In August 2016, the University of Cincinnati Board of Trustees voted to make UC campuses tobacco free as of May 1, 2017, but the students who use tobacco will still be here.
UC’s Win by Quitting program aims to help community members quit smoking.
The UC Barret Cancer Center hosts the program, which is free for students as well as all members of the UC community.
“[The ban] comes from a good place; it’s just the university trying to make everyone healthier,” said Caroline Bekker, second-year electronic media student whose own smoking habit will be affected by the ban.
“I would consider joining,” said Bekker. “Any type of support group that makes it easier is a good thing.”
The program is designed to get patients to slow down on their tobacco use, rather than try to get them to quit cold turkey, and it provides medication to assist them with slowing down, according to Richard Simmons, second-year business management student, who works for the Win by Quitting program.
The program takes six sessions over the course of 12 weeks and involves an individualized approach to each specific smoker’s needs.
“Our appointments are one on one from the very first appointment to the last appointment,” said Simmons. “At least for myself, I found out that a lot of people kind of shy away from the group thing. I get a lot of phone calls, and they ask ‘is it group?’ If I say yes, then they kind of don’t want to do it, but if it’s individual I found out that a lot of people would go.”
Of the first 376 patients who completed one visit and responded to follow-up contact, 46 percent have quit smoking. For the 250 patients who completed at least three sessions, 54 percent of them quit.
Win by Quitting utilizes behavior modification techniques as well as prescription medication to help smokers quit.

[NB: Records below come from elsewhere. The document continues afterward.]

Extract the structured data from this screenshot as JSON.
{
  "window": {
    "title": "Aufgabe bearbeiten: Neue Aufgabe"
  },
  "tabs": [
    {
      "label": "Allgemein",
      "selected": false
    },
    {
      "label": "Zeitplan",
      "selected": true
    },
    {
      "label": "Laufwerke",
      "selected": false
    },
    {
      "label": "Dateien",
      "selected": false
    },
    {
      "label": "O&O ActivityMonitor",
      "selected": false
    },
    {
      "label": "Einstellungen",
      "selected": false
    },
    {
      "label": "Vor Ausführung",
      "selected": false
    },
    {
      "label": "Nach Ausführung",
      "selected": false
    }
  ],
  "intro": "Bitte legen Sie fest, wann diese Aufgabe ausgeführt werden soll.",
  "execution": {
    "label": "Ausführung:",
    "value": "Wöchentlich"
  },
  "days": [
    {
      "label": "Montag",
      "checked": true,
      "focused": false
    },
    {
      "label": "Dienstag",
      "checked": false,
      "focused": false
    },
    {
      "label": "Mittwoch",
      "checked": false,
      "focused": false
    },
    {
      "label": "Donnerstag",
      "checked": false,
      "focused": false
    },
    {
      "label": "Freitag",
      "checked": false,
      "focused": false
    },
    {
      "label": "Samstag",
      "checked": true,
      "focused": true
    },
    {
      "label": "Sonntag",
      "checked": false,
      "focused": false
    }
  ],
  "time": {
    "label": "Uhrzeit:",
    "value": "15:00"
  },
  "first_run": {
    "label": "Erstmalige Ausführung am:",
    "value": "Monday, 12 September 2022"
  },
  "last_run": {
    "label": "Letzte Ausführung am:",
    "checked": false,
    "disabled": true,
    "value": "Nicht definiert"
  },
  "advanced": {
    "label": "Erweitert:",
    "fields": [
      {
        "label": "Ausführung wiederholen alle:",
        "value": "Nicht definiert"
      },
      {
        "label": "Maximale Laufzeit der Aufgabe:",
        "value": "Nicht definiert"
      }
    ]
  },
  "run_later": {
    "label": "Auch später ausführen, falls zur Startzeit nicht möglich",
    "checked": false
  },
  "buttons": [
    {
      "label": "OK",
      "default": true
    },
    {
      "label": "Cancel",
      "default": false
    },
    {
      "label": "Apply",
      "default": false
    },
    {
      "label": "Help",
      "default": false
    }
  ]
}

In the first session, the physician reviews the smoker’s medical history to see if certain prescription smoking cessation drugs are safe for the patient.
The patient is then asked to report where they lie on a depression scale, a nicotine dependence scale and their history of quitting, or trying to quit, smoking.
The program operates by helping smokers identify their reasons for quitting, obstacles that may be in their way and then teaches the techniques to cope with their nicotine cravings.
On “Quit Day,” the smoker is helped with the disposal of smoking paraphernalia and is prescribed medicine to help them quit according to their needs.
Most participants are prescribed a nicotine patch (NTP), sometimes along with the drug bupropion, which reduces craving and withdrawal symptoms. Another option is the drug Varenicline, which reduces cravings while also reducing smoking’s pleasurable effects.
Since the program began in August 2004, it has had 1,550 people register, 981 patients have actually shown up for their first appointment and the total number of visits to the program’s sessions is 3,512.
The program is not just for students. In fact, the average age of participants is 49.3 years old, with 38 percent of the patients being male and 62 percent of them being female.
UPDATE 1/27/17, 2:30 p.m.: This story was updated to state that campus will go smoke free on May 1, 2017.